● Exercise directions:
State, as one number, how many lines in these records hold "screenshot".

● Entries from a dataset of interfaces:
_____
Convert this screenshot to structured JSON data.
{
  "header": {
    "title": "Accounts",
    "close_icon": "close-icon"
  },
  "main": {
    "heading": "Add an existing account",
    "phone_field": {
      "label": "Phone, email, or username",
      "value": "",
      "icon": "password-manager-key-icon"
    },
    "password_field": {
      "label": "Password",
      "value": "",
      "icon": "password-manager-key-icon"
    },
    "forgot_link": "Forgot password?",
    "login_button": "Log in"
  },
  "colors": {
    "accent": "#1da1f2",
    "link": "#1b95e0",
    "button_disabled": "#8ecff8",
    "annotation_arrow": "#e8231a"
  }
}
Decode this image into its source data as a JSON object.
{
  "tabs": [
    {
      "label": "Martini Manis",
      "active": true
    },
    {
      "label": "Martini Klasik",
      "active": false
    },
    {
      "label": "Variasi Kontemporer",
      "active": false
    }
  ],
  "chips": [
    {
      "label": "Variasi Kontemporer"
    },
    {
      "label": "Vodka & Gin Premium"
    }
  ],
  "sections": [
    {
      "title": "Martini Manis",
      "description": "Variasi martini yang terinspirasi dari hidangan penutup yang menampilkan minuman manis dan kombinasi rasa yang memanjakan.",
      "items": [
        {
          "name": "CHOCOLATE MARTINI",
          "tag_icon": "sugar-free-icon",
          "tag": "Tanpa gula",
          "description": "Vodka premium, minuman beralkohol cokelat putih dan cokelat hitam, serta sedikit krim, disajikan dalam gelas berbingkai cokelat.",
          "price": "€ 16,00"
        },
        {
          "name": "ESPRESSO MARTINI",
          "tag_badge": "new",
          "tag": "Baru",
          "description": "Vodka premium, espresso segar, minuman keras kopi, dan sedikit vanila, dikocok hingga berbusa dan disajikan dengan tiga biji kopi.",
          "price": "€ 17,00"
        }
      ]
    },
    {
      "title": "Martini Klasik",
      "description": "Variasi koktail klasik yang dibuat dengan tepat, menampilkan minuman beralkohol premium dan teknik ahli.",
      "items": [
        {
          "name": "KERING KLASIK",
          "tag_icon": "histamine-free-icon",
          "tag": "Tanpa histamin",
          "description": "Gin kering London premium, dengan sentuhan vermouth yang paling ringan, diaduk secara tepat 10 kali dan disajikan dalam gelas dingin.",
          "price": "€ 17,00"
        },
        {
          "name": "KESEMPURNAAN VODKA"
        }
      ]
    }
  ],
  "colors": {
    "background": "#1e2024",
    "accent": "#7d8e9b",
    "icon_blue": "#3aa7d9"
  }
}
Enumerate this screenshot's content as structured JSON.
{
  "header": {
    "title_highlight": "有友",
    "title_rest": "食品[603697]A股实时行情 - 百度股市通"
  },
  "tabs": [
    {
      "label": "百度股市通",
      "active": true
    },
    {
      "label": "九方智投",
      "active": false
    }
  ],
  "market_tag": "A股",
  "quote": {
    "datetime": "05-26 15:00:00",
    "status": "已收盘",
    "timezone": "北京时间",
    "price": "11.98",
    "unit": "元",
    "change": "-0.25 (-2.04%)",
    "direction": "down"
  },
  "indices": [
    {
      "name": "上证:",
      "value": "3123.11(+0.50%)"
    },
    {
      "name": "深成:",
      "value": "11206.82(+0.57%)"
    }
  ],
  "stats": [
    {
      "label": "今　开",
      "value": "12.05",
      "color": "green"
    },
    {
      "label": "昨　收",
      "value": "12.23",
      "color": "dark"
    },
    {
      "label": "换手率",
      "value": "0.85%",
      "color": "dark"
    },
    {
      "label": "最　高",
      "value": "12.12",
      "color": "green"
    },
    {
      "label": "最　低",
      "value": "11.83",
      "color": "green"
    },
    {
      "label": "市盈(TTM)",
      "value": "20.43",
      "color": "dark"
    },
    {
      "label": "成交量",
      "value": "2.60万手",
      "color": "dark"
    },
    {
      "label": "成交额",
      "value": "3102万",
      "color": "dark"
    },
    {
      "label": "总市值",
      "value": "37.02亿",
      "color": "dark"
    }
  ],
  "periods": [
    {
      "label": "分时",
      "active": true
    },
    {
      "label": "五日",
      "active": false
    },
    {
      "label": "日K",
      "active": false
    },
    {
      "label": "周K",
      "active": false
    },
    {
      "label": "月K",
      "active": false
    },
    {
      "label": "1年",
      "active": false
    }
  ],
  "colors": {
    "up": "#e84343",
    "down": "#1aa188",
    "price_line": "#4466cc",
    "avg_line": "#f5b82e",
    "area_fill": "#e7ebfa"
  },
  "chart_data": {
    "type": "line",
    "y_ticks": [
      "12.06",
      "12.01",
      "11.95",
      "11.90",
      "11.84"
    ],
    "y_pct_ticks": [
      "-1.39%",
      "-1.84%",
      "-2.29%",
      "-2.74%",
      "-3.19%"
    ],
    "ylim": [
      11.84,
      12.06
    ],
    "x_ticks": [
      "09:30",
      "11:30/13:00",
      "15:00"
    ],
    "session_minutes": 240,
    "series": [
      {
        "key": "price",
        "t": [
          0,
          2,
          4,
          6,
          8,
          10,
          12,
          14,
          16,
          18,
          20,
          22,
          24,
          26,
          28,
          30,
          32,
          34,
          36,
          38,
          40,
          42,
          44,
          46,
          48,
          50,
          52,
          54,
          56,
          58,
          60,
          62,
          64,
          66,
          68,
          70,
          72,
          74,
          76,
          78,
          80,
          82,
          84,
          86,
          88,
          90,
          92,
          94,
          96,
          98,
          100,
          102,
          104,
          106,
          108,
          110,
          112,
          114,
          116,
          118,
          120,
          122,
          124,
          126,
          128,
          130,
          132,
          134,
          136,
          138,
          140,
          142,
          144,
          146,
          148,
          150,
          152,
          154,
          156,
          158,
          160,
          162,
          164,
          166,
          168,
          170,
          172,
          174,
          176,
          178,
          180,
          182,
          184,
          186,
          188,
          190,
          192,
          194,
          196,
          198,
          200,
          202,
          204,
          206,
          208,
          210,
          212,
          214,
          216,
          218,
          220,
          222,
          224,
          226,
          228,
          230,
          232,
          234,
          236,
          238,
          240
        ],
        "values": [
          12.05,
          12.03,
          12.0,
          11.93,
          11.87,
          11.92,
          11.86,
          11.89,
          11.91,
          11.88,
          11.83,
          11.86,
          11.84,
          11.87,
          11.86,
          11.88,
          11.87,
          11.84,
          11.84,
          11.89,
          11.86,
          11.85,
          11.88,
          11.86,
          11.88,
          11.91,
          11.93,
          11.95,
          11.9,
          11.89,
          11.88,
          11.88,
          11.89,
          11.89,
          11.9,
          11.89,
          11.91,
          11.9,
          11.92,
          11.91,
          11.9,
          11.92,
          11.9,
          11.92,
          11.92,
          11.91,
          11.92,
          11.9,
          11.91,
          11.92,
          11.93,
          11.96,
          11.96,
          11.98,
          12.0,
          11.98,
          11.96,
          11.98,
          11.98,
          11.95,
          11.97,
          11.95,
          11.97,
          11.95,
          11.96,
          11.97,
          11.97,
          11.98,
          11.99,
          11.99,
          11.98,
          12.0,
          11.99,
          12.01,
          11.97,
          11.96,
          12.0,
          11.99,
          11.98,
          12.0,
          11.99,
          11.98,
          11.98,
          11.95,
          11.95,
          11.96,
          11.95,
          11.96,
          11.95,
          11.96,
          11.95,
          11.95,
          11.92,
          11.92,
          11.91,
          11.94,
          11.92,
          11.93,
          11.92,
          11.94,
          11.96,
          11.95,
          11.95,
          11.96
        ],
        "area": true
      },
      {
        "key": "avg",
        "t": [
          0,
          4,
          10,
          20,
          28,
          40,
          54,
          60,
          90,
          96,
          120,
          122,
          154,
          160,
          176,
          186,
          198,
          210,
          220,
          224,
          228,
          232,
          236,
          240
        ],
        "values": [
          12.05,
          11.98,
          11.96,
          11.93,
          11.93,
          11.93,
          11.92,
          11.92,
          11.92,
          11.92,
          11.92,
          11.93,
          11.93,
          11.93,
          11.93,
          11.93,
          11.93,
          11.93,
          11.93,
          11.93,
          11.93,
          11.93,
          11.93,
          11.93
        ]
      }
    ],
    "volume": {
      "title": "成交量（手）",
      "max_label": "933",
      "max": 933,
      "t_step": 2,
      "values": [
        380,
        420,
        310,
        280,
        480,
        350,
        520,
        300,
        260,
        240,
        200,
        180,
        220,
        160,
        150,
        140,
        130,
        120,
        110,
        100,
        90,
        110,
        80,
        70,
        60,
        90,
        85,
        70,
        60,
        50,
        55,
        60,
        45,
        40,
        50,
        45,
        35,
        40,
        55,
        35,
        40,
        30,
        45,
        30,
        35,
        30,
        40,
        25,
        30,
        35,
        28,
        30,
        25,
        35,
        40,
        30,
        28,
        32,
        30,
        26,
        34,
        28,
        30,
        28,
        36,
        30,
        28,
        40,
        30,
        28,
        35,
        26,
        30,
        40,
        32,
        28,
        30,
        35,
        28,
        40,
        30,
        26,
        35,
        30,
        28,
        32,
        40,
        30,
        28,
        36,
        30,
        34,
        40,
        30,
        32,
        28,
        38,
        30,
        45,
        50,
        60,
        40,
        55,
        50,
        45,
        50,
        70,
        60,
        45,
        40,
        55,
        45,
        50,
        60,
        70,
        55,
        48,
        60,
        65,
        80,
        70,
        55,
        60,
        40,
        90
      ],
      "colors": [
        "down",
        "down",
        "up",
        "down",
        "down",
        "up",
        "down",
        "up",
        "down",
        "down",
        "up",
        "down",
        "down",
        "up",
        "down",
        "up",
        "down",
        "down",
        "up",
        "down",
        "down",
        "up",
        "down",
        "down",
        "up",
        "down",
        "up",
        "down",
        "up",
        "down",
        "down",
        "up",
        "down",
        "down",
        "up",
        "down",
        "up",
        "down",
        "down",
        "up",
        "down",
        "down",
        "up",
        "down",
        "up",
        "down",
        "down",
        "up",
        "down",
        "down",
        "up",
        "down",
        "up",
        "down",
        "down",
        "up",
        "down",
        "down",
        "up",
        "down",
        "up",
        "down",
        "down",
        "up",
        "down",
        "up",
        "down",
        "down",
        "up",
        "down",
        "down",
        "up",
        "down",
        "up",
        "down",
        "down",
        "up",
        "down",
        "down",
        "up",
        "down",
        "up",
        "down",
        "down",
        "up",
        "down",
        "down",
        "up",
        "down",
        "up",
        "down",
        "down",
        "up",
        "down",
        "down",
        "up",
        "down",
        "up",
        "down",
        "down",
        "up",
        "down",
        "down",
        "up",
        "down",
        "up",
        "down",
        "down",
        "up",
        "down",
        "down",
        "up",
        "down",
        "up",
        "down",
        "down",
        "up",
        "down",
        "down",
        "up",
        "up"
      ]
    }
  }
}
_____
● Result:
2